* **Data for this exercise**:

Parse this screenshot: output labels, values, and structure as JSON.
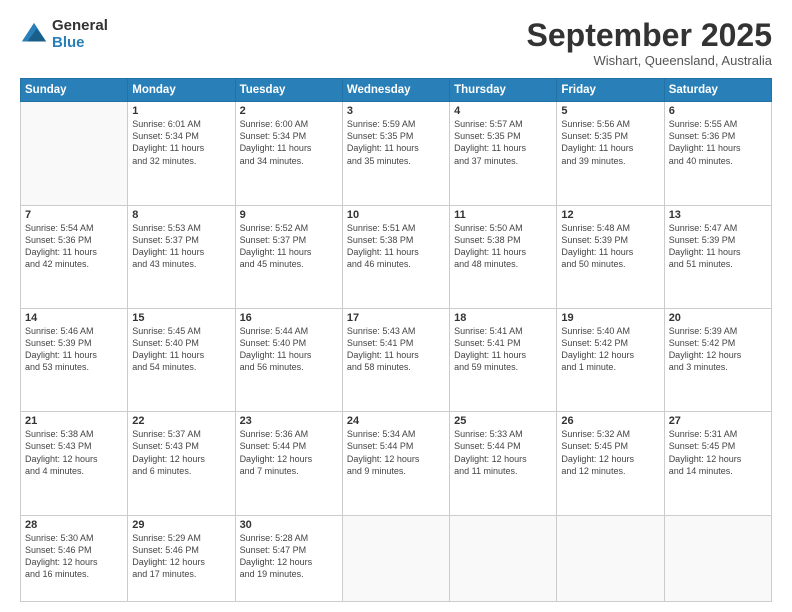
{
  "logo": {
    "general": "General",
    "blue": "Blue"
  },
  "header": {
    "month": "September 2025",
    "location": "Wishart, Queensland, Australia"
  },
  "weekdays": [
    "Sunday",
    "Monday",
    "Tuesday",
    "Wednesday",
    "Thursday",
    "Friday",
    "Saturday"
  ],
  "weeks": [
    [
      {
        "day": "",
        "info": ""
      },
      {
        "day": "1",
        "info": "Sunrise: 6:01 AM\nSunset: 5:34 PM\nDaylight: 11 hours\nand 32 minutes."
      },
      {
        "day": "2",
        "info": "Sunrise: 6:00 AM\nSunset: 5:34 PM\nDaylight: 11 hours\nand 34 minutes."
      },
      {
        "day": "3",
        "info": "Sunrise: 5:59 AM\nSunset: 5:35 PM\nDaylight: 11 hours\nand 35 minutes."
      },
      {
        "day": "4",
        "info": "Sunrise: 5:57 AM\nSunset: 5:35 PM\nDaylight: 11 hours\nand 37 minutes."
      },
      {
        "day": "5",
        "info": "Sunrise: 5:56 AM\nSunset: 5:35 PM\nDaylight: 11 hours\nand 39 minutes."
      },
      {
        "day": "6",
        "info": "Sunrise: 5:55 AM\nSunset: 5:36 PM\nDaylight: 11 hours\nand 40 minutes."
      }
    ],
    [
      {
        "day": "7",
        "info": "Sunrise: 5:54 AM\nSunset: 5:36 PM\nDaylight: 11 hours\nand 42 minutes."
      },
      {
        "day": "8",
        "info": "Sunrise: 5:53 AM\nSunset: 5:37 PM\nDaylight: 11 hours\nand 43 minutes."
      },
      {
        "day": "9",
        "info": "Sunrise: 5:52 AM\nSunset: 5:37 PM\nDaylight: 11 hours\nand 45 minutes."
      },
      {
        "day": "10",
        "info": "Sunrise: 5:51 AM\nSunset: 5:38 PM\nDaylight: 11 hours\nand 46 minutes."
      },
      {
        "day": "11",
        "info": "Sunrise: 5:50 AM\nSunset: 5:38 PM\nDaylight: 11 hours\nand 48 minutes."
      },
      {
        "day": "12",
        "info": "Sunrise: 5:48 AM\nSunset: 5:39 PM\nDaylight: 11 hours\nand 50 minutes."
      },
      {
        "day": "13",
        "info": "Sunrise: 5:47 AM\nSunset: 5:39 PM\nDaylight: 11 hours\nand 51 minutes."
      }
    ],
    [
      {
        "day": "14",
        "info": "Sunrise: 5:46 AM\nSunset: 5:39 PM\nDaylight: 11 hours\nand 53 minutes."
      },
      {
        "day": "15",
        "info": "Sunrise: 5:45 AM\nSunset: 5:40 PM\nDaylight: 11 hours\nand 54 minutes."
      },
      {
        "day": "16",
        "info": "Sunrise: 5:44 AM\nSunset: 5:40 PM\nDaylight: 11 hours\nand 56 minutes."
      },
      {
        "day": "17",
        "info": "Sunrise: 5:43 AM\nSunset: 5:41 PM\nDaylight: 11 hours\nand 58 minutes."
      },
      {
        "day": "18",
        "info": "Sunrise: 5:41 AM\nSunset: 5:41 PM\nDaylight: 11 hours\nand 59 minutes."
      },
      {
        "day": "19",
        "info": "Sunrise: 5:40 AM\nSunset: 5:42 PM\nDaylight: 12 hours\nand 1 minute."
      },
      {
        "day": "20",
        "info": "Sunrise: 5:39 AM\nSunset: 5:42 PM\nDaylight: 12 hours\nand 3 minutes."
      }
    ],
    [
      {
        "day": "21",
        "info": "Sunrise: 5:38 AM\nSunset: 5:43 PM\nDaylight: 12 hours\nand 4 minutes."
      },
      {
        "day": "22",
        "info": "Sunrise: 5:37 AM\nSunset: 5:43 PM\nDaylight: 12 hours\nand 6 minutes."
      },
      {
        "day": "23",
        "info": "Sunrise: 5:36 AM\nSunset: 5:44 PM\nDaylight: 12 hours\nand 7 minutes."
      },
      {
        "day": "24",
        "info": "Sunrise: 5:34 AM\nSunset: 5:44 PM\nDaylight: 12 hours\nand 9 minutes."
      },
      {
        "day": "25",
        "info": "Sunrise: 5:33 AM\nSunset: 5:44 PM\nDaylight: 12 hours\nand 11 minutes."
      },
      {
        "day": "26",
        "info": "Sunrise: 5:32 AM\nSunset: 5:45 PM\nDaylight: 12 hours\nand 12 minutes."
      },
      {
        "day": "27",
        "info": "Sunrise: 5:31 AM\nSunset: 5:45 PM\nDaylight: 12 hours\nand 14 minutes."
      }
    ],
    [
      {
        "day": "28",
        "info": "Sunrise: 5:30 AM\nSunset: 5:46 PM\nDaylight: 12 hours\nand 16 minutes."
      },
      {
        "day": "29",
        "info": "Sunrise: 5:29 AM\nSunset: 5:46 PM\nDaylight: 12 hours\nand 17 minutes."
      },
      {
        "day": "30",
        "info": "Sunrise: 5:28 AM\nSunset: 5:47 PM\nDaylight: 12 hours\nand 19 minutes."
      },
      {
        "day": "",
        "info": ""
      },
      {
        "day": "",
        "info": ""
      },
      {
        "day": "",
        "info": ""
      },
      {
        "day": "",
        "info": ""
      }
    ]
  ]
}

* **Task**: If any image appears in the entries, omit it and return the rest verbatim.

* **Response area**:
Parse this screenshot: output labels, values, and structure as JSON.
{
  "logo": {
    "general": "General",
    "blue": "Blue"
  },
  "header": {
    "month": "September 2025",
    "location": "Wishart, Queensland, Australia"
  },
  "weekdays": [
    "Sunday",
    "Monday",
    "Tuesday",
    "Wednesday",
    "Thursday",
    "Friday",
    "Saturday"
  ],
  "weeks": [
    [
      {
        "day": "",
        "info": ""
      },
      {
        "day": "1",
        "info": "Sunrise: 6:01 AM\nSunset: 5:34 PM\nDaylight: 11 hours\nand 32 minutes."
      },
      {
        "day": "2",
        "info": "Sunrise: 6:00 AM\nSunset: 5:34 PM\nDaylight: 11 hours\nand 34 minutes."
      },
      {
        "day": "3",
        "info": "Sunrise: 5:59 AM\nSunset: 5:35 PM\nDaylight: 11 hours\nand 35 minutes."
      },
      {
        "day": "4",
        "info": "Sunrise: 5:57 AM\nSunset: 5:35 PM\nDaylight: 11 hours\nand 37 minutes."
      },
      {
        "day": "5",
        "info": "Sunrise: 5:56 AM\nSunset: 5:35 PM\nDaylight: 11 hours\nand 39 minutes."
      },
      {
        "day": "6",
        "info": "Sunrise: 5:55 AM\nSunset: 5:36 PM\nDaylight: 11 hours\nand 40 minutes."
      }
    ],
    [
      {
        "day": "7",
        "info": "Sunrise: 5:54 AM\nSunset: 5:36 PM\nDaylight: 11 hours\nand 42 minutes."
      },
      {
        "day": "8",
        "info": "Sunrise: 5:53 AM\nSunset: 5:37 PM\nDaylight: 11 hours\nand 43 minutes."
      },
      {
        "day": "9",
        "info": "Sunrise: 5:52 AM\nSunset: 5:37 PM\nDaylight: 11 hours\nand 45 minutes."
      },
      {
        "day": "10",
        "info": "Sunrise: 5:51 AM\nSunset: 5:38 PM\nDaylight: 11 hours\nand 46 minutes."
      },
      {
        "day": "11",
        "info": "Sunrise: 5:50 AM\nSunset: 5:38 PM\nDaylight: 11 hours\nand 48 minutes."
      },
      {
        "day": "12",
        "info": "Sunrise: 5:48 AM\nSunset: 5:39 PM\nDaylight: 11 hours\nand 50 minutes."
      },
      {
        "day": "13",
        "info": "Sunrise: 5:47 AM\nSunset: 5:39 PM\nDaylight: 11 hours\nand 51 minutes."
      }
    ],
    [
      {
        "day": "14",
        "info": "Sunrise: 5:46 AM\nSunset: 5:39 PM\nDaylight: 11 hours\nand 53 minutes."
      },
      {
        "day": "15",
        "info": "Sunrise: 5:45 AM\nSunset: 5:40 PM\nDaylight: 11 hours\nand 54 minutes."
      },
      {
        "day": "16",
        "info": "Sunrise: 5:44 AM\nSunset: 5:40 PM\nDaylight: 11 hours\nand 56 minutes."
      },
      {
        "day": "17",
        "info": "Sunrise: 5:43 AM\nSunset: 5:41 PM\nDaylight: 11 hours\nand 58 minutes."
      },
      {
        "day": "18",
        "info": "Sunrise: 5:41 AM\nSunset: 5:41 PM\nDaylight: 11 hours\nand 59 minutes."
      },
      {
        "day": "19",
        "info": "Sunrise: 5:40 AM\nSunset: 5:42 PM\nDaylight: 12 hours\nand 1 minute."
      },
      {
        "day": "20",
        "info": "Sunrise: 5:39 AM\nSunset: 5:42 PM\nDaylight: 12 hours\nand 3 minutes."
      }
    ],
    [
      {
        "day": "21",
        "info": "Sunrise: 5:38 AM\nSunset: 5:43 PM\nDaylight: 12 hours\nand 4 minutes."
      },
      {
        "day": "22",
        "info": "Sunrise: 5:37 AM\nSunset: 5:43 PM\nDaylight: 12 hours\nand 6 minutes."
      },
      {
        "day": "23",
        "info": "Sunrise: 5:36 AM\nSunset: 5:44 PM\nDaylight: 12 hours\nand 7 minutes."
      },
      {
        "day": "24",
        "info": "Sunrise: 5:34 AM\nSunset: 5:44 PM\nDaylight: 12 hours\nand 9 minutes."
      },
      {
        "day": "25",
        "info": "Sunrise: 5:33 AM\nSunset: 5:44 PM\nDaylight: 12 hours\nand 11 minutes."
      },
      {
        "day": "26",
        "info": "Sunrise: 5:32 AM\nSunset: 5:45 PM\nDaylight: 12 hours\nand 12 minutes."
      },
      {
        "day": "27",
        "info": "Sunrise: 5:31 AM\nSunset: 5:45 PM\nDaylight: 12 hours\nand 14 minutes."
      }
    ],
    [
      {
        "day": "28",
        "info": "Sunrise: 5:30 AM\nSunset: 5:46 PM\nDaylight: 12 hours\nand 16 minutes."
      },
      {
        "day": "29",
        "info": "Sunrise: 5:29 AM\nSunset: 5:46 PM\nDaylight: 12 hours\nand 17 minutes."
      },
      {
        "day": "30",
        "info": "Sunrise: 5:28 AM\nSunset: 5:47 PM\nDaylight: 12 hours\nand 19 minutes."
      },
      {
        "day": "",
        "info": ""
      },
      {
        "day": "",
        "info": ""
      },
      {
        "day": "",
        "info": ""
      },
      {
        "day": "",
        "info": ""
      }
    ]
  ]
}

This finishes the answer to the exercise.